My Life, My Choice, My MDI
I joined MDI on the 14th of June and standing in the registration line I remember feeling slightly giddy with joy and thinking to myself “I am in MDI”. Seeing the green and red campus and the people around me, hearing the conversations, I remember feeling surrounded by a veil of achievement. That lifted when the director gave his welcome speech. Something he had said stuck in the mind, something I would never forget. He’d said that “I know all of you are feeling elated and accomplished at having coming to MDI but always keep in mind, earning an opportunity is not something worth celebrating, it’s making good on this opportunity that warrants celebration, so let us strive to achieve excellence”. Two weeks in, it felt like a year had passed. The hectic induction week, assignments, tasks and deadlines had left me sleep deprived and tired but somehow content. This was a welcome change to the sedentary lifestyle I had been leading for the past year. Soon classes started, new assignments were there, a karaoke was organized and the sports week was upon us. It had been a month since I had joined this campus and it felt like only a week had passed.
The academic rigor and other engagements had pulled me in. Barely a month had passed and I felt like a member of the MDI family. Sharmaji was the regular midnight haunt for the ManDevians (that’s what the students here were collectively named) where we met our batchmates and seniors. The seniors were extremely helpful and so was the faculty. But the best thing about MDI were the teachers. Nothing was spoon fed, we were cajoled into thinking hard and coming to the answer on our own. There is a difference between understanding concepts and getting through a curriculum, but it’s a whole other ball game to get a feel for a subject which activates our thinking on a different plane. Before coming here, in the back of my mind, I had a notion that it might be hard for an engineer with no experience to get a feel for the curriculum but the teachers made it possible. The most connection I felt with was the marketing planning course. We were taught what a brand was, how these brands interacted with each other, how they were perceived by the masses affected their strategy and how insights into consumer minds changed the way these brands tailored their products and sales channels was intriguing.

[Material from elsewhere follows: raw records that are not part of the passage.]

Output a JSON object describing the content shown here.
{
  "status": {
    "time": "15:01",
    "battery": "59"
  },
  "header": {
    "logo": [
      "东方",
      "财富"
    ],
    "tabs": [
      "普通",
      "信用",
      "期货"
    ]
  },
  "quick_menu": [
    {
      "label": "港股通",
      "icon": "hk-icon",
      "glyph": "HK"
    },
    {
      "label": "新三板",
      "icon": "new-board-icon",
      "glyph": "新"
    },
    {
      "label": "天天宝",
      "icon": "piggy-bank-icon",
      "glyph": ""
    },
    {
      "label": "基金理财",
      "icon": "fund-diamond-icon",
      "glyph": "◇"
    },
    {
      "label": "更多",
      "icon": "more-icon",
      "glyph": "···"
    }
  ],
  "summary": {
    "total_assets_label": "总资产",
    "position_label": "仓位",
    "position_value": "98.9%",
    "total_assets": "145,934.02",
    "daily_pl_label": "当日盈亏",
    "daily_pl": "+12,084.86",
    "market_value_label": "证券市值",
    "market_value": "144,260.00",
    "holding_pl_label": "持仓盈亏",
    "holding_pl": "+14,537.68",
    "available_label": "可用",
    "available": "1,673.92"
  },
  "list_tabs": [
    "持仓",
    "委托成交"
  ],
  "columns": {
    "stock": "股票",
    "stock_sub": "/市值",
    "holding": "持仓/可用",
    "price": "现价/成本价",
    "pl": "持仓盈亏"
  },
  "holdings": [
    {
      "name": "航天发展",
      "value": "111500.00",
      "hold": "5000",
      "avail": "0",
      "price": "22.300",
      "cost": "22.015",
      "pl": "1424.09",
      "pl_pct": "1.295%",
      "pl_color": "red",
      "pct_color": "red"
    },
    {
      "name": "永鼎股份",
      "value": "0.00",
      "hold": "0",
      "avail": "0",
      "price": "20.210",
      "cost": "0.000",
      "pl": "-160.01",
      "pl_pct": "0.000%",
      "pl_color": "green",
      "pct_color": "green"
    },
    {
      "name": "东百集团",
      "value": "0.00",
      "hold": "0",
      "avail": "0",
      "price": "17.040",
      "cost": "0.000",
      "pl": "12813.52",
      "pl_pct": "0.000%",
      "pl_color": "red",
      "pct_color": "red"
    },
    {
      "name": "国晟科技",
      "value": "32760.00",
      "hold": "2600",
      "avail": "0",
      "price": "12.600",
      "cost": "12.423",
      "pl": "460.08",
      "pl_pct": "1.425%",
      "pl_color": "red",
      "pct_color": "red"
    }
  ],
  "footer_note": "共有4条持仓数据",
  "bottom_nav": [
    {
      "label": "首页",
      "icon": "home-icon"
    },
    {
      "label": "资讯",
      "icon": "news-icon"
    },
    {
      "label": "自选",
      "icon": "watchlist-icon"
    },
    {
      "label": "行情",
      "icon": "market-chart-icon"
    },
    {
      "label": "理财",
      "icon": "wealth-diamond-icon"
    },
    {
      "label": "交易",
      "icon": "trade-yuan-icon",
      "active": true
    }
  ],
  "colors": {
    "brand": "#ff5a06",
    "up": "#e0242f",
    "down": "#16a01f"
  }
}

Over the years going into a Pantaloons I had used to wonder how such a mix of products from different brands at a single location affected the sale of their products and how they prevented unhealthy competition among big brands like Louis Philippe, Allen Solly and Van Heusen. The course here had started giving me an idea of this, but experience is the best teacher. To this reasoning, working at Aditya Birla Fashion and Retail Limited would be a phenomenal experience which would give me an opportunity to witness firsthand how the concepts I have started to learn apply in the real world and understand what goes behind marketing such a product mix.